#### [PROBLEM TO SOLVE]
Please count, in the material below, each line containing "badge", and report only the number.

#### [DATA FOR REVIEW]
§
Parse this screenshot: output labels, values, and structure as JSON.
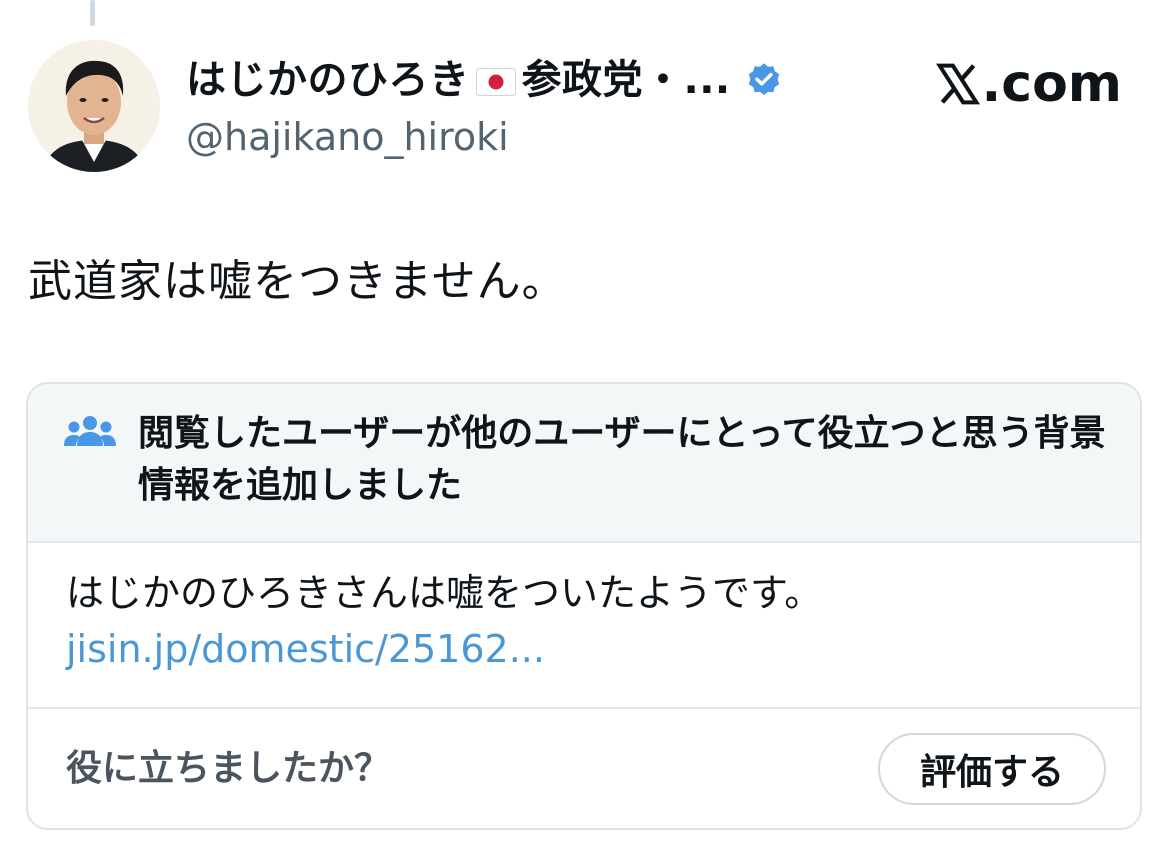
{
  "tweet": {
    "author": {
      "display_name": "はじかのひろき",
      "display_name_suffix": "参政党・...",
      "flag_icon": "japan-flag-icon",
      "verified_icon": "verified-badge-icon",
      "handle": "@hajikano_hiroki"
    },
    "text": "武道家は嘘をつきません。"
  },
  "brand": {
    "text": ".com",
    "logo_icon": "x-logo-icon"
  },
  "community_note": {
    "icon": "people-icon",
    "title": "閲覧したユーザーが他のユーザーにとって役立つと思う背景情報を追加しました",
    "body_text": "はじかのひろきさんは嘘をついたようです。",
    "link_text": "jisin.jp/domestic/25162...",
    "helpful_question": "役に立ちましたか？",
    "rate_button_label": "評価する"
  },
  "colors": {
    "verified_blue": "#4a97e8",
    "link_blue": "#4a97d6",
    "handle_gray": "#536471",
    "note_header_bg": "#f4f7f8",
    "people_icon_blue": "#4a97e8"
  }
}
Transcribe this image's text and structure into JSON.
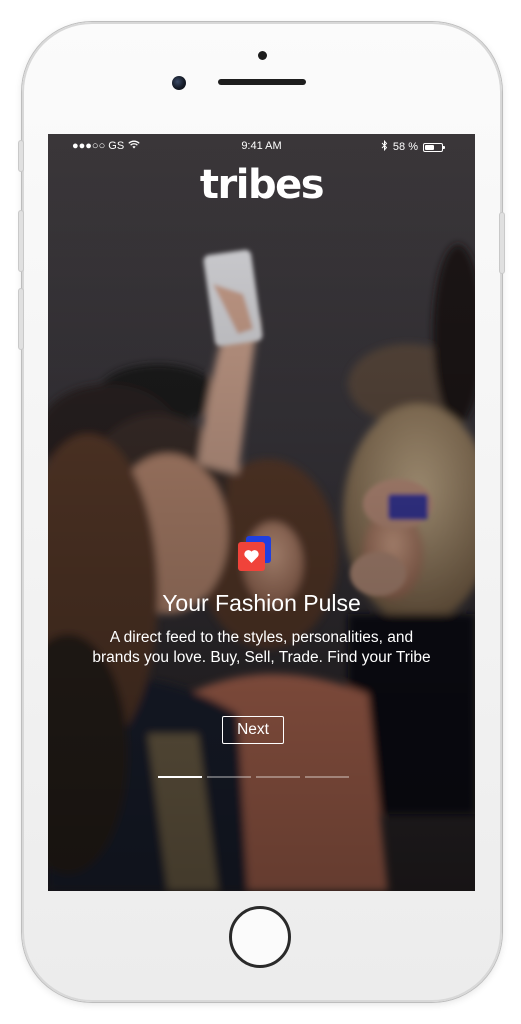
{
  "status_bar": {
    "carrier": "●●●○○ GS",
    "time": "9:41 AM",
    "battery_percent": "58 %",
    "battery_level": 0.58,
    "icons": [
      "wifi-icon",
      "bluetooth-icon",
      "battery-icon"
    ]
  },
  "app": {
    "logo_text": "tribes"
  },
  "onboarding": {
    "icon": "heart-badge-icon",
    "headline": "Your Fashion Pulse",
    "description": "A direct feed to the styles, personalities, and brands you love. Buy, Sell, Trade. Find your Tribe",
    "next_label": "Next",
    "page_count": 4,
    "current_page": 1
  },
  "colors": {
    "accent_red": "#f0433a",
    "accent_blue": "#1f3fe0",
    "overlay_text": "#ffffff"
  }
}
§
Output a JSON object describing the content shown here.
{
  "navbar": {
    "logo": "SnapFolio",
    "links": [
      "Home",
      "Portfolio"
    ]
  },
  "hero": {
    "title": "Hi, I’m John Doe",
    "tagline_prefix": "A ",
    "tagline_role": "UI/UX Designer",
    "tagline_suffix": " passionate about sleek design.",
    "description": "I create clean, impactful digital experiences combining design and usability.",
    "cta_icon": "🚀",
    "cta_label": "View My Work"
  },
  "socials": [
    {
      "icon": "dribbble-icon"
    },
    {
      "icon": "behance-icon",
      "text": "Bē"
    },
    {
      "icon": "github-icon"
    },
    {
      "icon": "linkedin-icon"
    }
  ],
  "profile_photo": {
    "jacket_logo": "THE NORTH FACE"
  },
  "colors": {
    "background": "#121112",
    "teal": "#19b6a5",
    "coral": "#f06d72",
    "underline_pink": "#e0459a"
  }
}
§
#### [SOLUTION TO THE EXERCISE]
2